| RECORDS TO USE |
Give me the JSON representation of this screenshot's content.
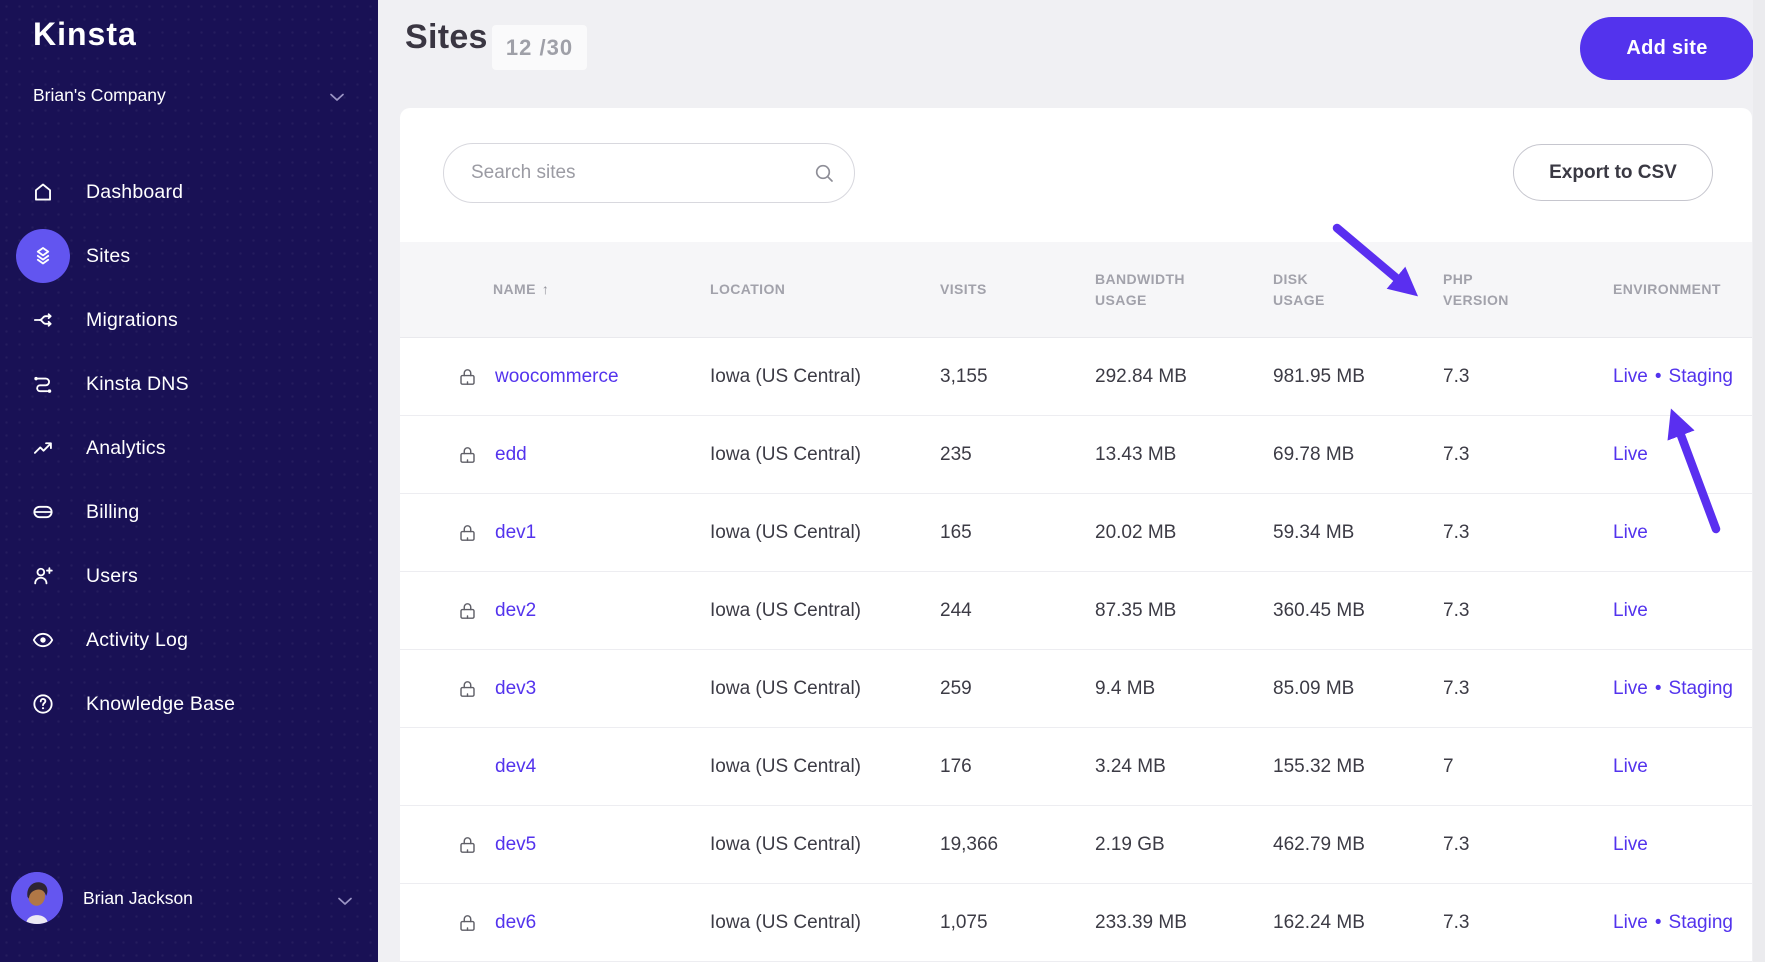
{
  "brand": {
    "logo_text": "Kinsta"
  },
  "workspace": {
    "company_name": "Brian's Company"
  },
  "sidebar": {
    "items": [
      {
        "label": "Dashboard",
        "icon": "home",
        "active": false
      },
      {
        "label": "Sites",
        "icon": "sites-layers",
        "active": true
      },
      {
        "label": "Migrations",
        "icon": "migration-branch",
        "active": false
      },
      {
        "label": "Kinsta DNS",
        "icon": "dns-route",
        "active": false
      },
      {
        "label": "Analytics",
        "icon": "trend-up",
        "active": false
      },
      {
        "label": "Billing",
        "icon": "credit-card",
        "active": false
      },
      {
        "label": "Users",
        "icon": "user-plus",
        "active": false
      },
      {
        "label": "Activity Log",
        "icon": "eye",
        "active": false
      },
      {
        "label": "Knowledge Base",
        "icon": "help-circle",
        "active": false
      }
    ],
    "user": {
      "name": "Brian Jackson"
    }
  },
  "page": {
    "title": "Sites",
    "count_badge": "12 /30",
    "add_site_label": "Add site"
  },
  "toolbar": {
    "search_placeholder": "Search sites",
    "export_label": "Export to CSV"
  },
  "table": {
    "sort_arrow": "↑",
    "env_separator": "•",
    "columns": [
      {
        "label": "Name",
        "sorted": "asc"
      },
      {
        "label": "Location"
      },
      {
        "label": "Visits"
      },
      {
        "line1": "Bandwidth",
        "line2": "Usage"
      },
      {
        "line1": "Disk",
        "line2": "Usage"
      },
      {
        "line1": "PHP",
        "line2": "Version"
      },
      {
        "label": "Environment"
      }
    ],
    "rows": [
      {
        "name": "woocommerce",
        "locked": true,
        "location": "Iowa (US Central)",
        "visits": "3,155",
        "bandwidth": "292.84 MB",
        "disk": "981.95 MB",
        "php": "7.3",
        "environments": [
          "Live",
          "Staging"
        ]
      },
      {
        "name": "edd",
        "locked": true,
        "location": "Iowa (US Central)",
        "visits": "235",
        "bandwidth": "13.43 MB",
        "disk": "69.78 MB",
        "php": "7.3",
        "environments": [
          "Live"
        ]
      },
      {
        "name": "dev1",
        "locked": true,
        "location": "Iowa (US Central)",
        "visits": "165",
        "bandwidth": "20.02 MB",
        "disk": "59.34 MB",
        "php": "7.3",
        "environments": [
          "Live"
        ]
      },
      {
        "name": "dev2",
        "locked": true,
        "location": "Iowa (US Central)",
        "visits": "244",
        "bandwidth": "87.35 MB",
        "disk": "360.45 MB",
        "php": "7.3",
        "environments": [
          "Live"
        ]
      },
      {
        "name": "dev3",
        "locked": true,
        "location": "Iowa (US Central)",
        "visits": "259",
        "bandwidth": "9.4 MB",
        "disk": "85.09 MB",
        "php": "7.3",
        "environments": [
          "Live",
          "Staging"
        ]
      },
      {
        "name": "dev4",
        "locked": false,
        "location": "Iowa (US Central)",
        "visits": "176",
        "bandwidth": "3.24 MB",
        "disk": "155.32 MB",
        "php": "7",
        "environments": [
          "Live"
        ]
      },
      {
        "name": "dev5",
        "locked": true,
        "location": "Iowa (US Central)",
        "visits": "19,366",
        "bandwidth": "2.19 GB",
        "disk": "462.79 MB",
        "php": "7.3",
        "environments": [
          "Live"
        ]
      },
      {
        "name": "dev6",
        "locked": true,
        "location": "Iowa (US Central)",
        "visits": "1,075",
        "bandwidth": "233.39 MB",
        "disk": "162.24 MB",
        "php": "7.3",
        "environments": [
          "Live",
          "Staging"
        ]
      }
    ]
  },
  "annotations": {
    "arrow_color": "#5a2ff0",
    "arrows": [
      {
        "points_to": "PHP Version column header"
      },
      {
        "points_to": "Live • Staging environment links of woocommerce row"
      }
    ]
  },
  "colors": {
    "brand_purple": "#5333ed",
    "sidebar_bg": "#191155",
    "active_item_bg": "#6255f0",
    "link_purple": "#5333ed",
    "page_bg": "#f0f0f3",
    "table_header_bg": "#f6f6f8"
  }
}
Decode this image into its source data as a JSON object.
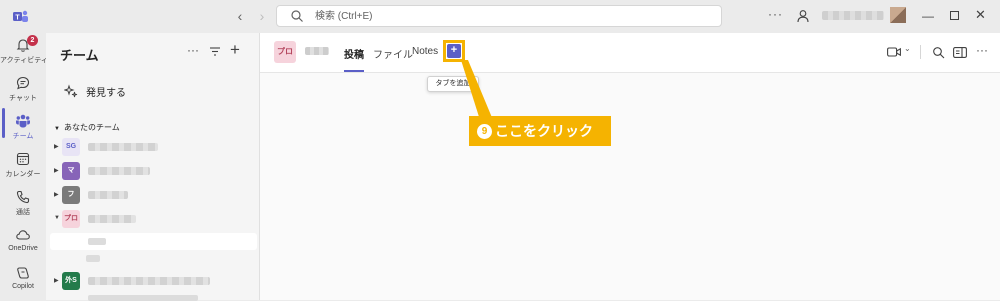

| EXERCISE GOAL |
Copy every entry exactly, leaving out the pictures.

| RESPONSE BOX |
Give me the JSON representation of this screenshot's content.
{
  "brand": {
    "logo_text": "Kinsta"
  },
  "workspace": {
    "company_name": "Brian's Company"
  },
  "sidebar": {
    "items": [
      {
        "label": "Dashboard",
        "icon": "home",
        "active": false
      },
      {
        "label": "Sites",
        "icon": "sites-layers",
        "active": true
      },
      {
        "label": "Migrations",
        "icon": "migration-branch",
        "active": false
      },
      {
        "label": "Kinsta DNS",
        "icon": "dns-route",
        "active": false
      },
      {
        "label": "Analytics",
        "icon": "trend-up",
        "active": false
      },
      {
        "label": "Billing",
        "icon": "credit-card",
        "active": false
      },
      {
        "label": "Users",
        "icon": "user-plus",
        "active": false
      },
      {
        "label": "Activity Log",
        "icon": "eye",
        "active": false
      },
      {
        "label": "Knowledge Base",
        "icon": "help-circle",
        "active": false
      }
    ],
    "user": {
      "name": "Brian Jackson"
    }
  },
  "page": {
    "title": "Sites",
    "count_badge": "12 /30",
    "add_site_label": "Add site"
  },
  "toolbar": {
    "search_placeholder": "Search sites",
    "export_label": "Export to CSV"
  },
  "table": {
    "sort_arrow": "↑",
    "env_separator": "•",
    "columns": [
      {
        "label": "Name",
        "sorted": "asc"
      },
      {
        "label": "Location"
      },
      {
        "label": "Visits"
      },
      {
        "line1": "Bandwidth",
        "line2": "Usage"
      },
      {
        "line1": "Disk",
        "line2": "Usage"
      },
      {
        "line1": "PHP",
        "line2": "Version"
      },
      {
        "label": "Environment"
      }
    ],
    "rows": [
      {
        "name": "woocommerce",
        "locked": true,
        "location": "Iowa (US Central)",
        "visits": "3,155",
        "bandwidth": "292.84 MB",
        "disk": "981.95 MB",
        "php": "7.3",
        "environments": [
          "Live",
          "Staging"
        ]
      },
      {
        "name": "edd",
        "locked": true,
        "location": "Iowa (US Central)",
        "visits": "235",
        "bandwidth": "13.43 MB",
        "disk": "69.78 MB",
        "php": "7.3",
        "environments": [
          "Live"
        ]
      },
      {
        "name": "dev1",
        "locked": true,
        "location": "Iowa (US Central)",
        "visits": "165",
        "bandwidth": "20.02 MB",
        "disk": "59.34 MB",
        "php": "7.3",
        "environments": [
          "Live"
        ]
      },
      {
        "name": "dev2",
        "locked": true,
        "location": "Iowa (US Central)",
        "visits": "244",
        "bandwidth": "87.35 MB",
        "disk": "360.45 MB",
        "php": "7.3",
        "environments": [
          "Live"
        ]
      },
      {
        "name": "dev3",
        "locked": true,
        "location": "Iowa (US Central)",
        "visits": "259",
        "bandwidth": "9.4 MB",
        "disk": "85.09 MB",
        "php": "7.3",
        "environments": [
          "Live",
          "Staging"
        ]
      },
      {
        "name": "dev4",
        "locked": false,
        "location": "Iowa (US Central)",
        "visits": "176",
        "bandwidth": "3.24 MB",
        "disk": "155.32 MB",
        "php": "7",
        "environments": [
          "Live"
        ]
      },
      {
        "name": "dev5",
        "locked": true,
        "location": "Iowa (US Central)",
        "visits": "19,366",
        "bandwidth": "2.19 GB",
        "disk": "462.79 MB",
        "php": "7.3",
        "environments": [
          "Live"
        ]
      },
      {
        "name": "dev6",
        "locked": true,
        "location": "Iowa (US Central)",
        "visits": "1,075",
        "bandwidth": "233.39 MB",
        "disk": "162.24 MB",
        "php": "7.3",
        "environments": [
          "Live",
          "Staging"
        ]
      }
    ]
  },
  "annotations": {
    "arrow_color": "#5a2ff0",
    "arrows": [
      {
        "points_to": "PHP Version column header"
      },
      {
        "points_to": "Live • Staging environment links of woocommerce row"
      }
    ]
  },
  "colors": {
    "brand_purple": "#5333ed",
    "sidebar_bg": "#191155",
    "active_item_bg": "#6255f0",
    "link_purple": "#5333ed",
    "page_bg": "#f0f0f3",
    "table_header_bg": "#f6f6f8"
  }
}
Decode this image into its source data as a JSON object.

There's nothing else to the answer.